**Work order**:
Restate the records in full, so that each line matches the original exactly.

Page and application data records
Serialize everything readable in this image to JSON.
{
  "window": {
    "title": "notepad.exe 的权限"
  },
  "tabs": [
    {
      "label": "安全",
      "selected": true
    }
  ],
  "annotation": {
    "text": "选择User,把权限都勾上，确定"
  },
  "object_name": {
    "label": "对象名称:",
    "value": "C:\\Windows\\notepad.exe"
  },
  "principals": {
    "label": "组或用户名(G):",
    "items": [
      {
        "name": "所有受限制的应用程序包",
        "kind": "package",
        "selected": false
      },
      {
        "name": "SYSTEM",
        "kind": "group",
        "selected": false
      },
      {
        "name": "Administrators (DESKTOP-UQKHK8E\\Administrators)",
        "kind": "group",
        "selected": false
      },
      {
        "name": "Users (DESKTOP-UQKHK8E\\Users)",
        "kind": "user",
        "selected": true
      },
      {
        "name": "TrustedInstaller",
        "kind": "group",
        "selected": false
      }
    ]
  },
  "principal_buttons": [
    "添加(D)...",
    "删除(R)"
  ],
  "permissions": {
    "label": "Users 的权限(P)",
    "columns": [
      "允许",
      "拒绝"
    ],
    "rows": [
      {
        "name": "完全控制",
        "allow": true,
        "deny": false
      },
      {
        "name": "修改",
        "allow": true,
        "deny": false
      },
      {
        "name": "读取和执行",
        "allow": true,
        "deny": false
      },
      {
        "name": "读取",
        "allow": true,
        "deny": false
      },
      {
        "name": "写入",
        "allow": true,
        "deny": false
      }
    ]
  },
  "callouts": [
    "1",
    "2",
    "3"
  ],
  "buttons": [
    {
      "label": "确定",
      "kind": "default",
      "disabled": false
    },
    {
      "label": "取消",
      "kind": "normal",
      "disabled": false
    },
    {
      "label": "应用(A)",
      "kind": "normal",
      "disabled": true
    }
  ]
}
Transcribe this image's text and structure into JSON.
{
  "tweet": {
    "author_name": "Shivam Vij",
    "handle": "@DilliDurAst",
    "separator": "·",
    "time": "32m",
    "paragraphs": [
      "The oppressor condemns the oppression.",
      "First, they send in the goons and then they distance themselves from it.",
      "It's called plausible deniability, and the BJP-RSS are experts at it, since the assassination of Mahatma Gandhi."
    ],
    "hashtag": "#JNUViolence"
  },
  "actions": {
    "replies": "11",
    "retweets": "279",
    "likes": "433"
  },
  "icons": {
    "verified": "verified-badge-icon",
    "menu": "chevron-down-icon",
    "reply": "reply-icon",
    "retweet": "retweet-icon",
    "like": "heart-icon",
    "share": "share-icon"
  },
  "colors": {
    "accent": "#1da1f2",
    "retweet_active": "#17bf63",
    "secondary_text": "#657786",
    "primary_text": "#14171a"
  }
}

**Solution for this problem**:
Serialize everything readable in this image to JSON.
{
  "window": {
    "title": "notepad.exe 的权限"
  },
  "tabs": [
    {
      "label": "安全",
      "selected": true
    }
  ],
  "annotation": {
    "text": "选择User,把权限都勾上，确定"
  },
  "object_name": {
    "label": "对象名称:",
    "value": "C:\\Windows\\notepad.exe"
  },
  "principals": {
    "label": "组或用户名(G):",
    "items": [
      {
        "name": "所有受限制的应用程序包",
        "kind": "package",
        "selected": false
      },
      {
        "name": "SYSTEM",
        "kind": "group",
        "selected": false
      },
      {
        "name": "Administrators (DESKTOP-UQKHK8E\\Administrators)",
        "kind": "group",
        "selected": false
      },
      {
        "name": "Users (DESKTOP-UQKHK8E\\Users)",
        "kind": "user",
        "selected": true
      },
      {
        "name": "TrustedInstaller",
        "kind": "group",
        "selected": false
      }
    ]
  },
  "principal_buttons": [
    "添加(D)...",
    "删除(R)"
  ],
  "permissions": {
    "label": "Users 的权限(P)",
    "columns": [
      "允许",
      "拒绝"
    ],
    "rows": [
      {
        "name": "完全控制",
        "allow": true,
        "deny": false
      },
      {
        "name": "修改",
        "allow": true,
        "deny": false
      },
      {
        "name": "读取和执行",
        "allow": true,
        "deny": false
      },
      {
        "name": "读取",
        "allow": true,
        "deny": false
      },
      {
        "name": "写入",
        "allow": true,
        "deny": false
      }
    ]
  },
  "callouts": [
    "1",
    "2",
    "3"
  ],
  "buttons": [
    {
      "label": "确定",
      "kind": "default",
      "disabled": false
    },
    {
      "label": "取消",
      "kind": "normal",
      "disabled": false
    },
    {
      "label": "应用(A)",
      "kind": "normal",
      "disabled": true
    }
  ]
}
Transcribe this image's text and structure into JSON.
{
  "tweet": {
    "author_name": "Shivam Vij",
    "handle": "@DilliDurAst",
    "separator": "·",
    "time": "32m",
    "paragraphs": [
      "The oppressor condemns the oppression.",
      "First, they send in the goons and then they distance themselves from it.",
      "It's called plausible deniability, and the BJP-RSS are experts at it, since the assassination of Mahatma Gandhi."
    ],
    "hashtag": "#JNUViolence"
  },
  "actions": {
    "replies": "11",
    "retweets": "279",
    "likes": "433"
  },
  "icons": {
    "verified": "verified-badge-icon",
    "menu": "chevron-down-icon",
    "reply": "reply-icon",
    "retweet": "retweet-icon",
    "like": "heart-icon",
    "share": "share-icon"
  },
  "colors": {
    "accent": "#1da1f2",
    "retweet_active": "#17bf63",
    "secondary_text": "#657786",
    "primary_text": "#14171a"
  }
}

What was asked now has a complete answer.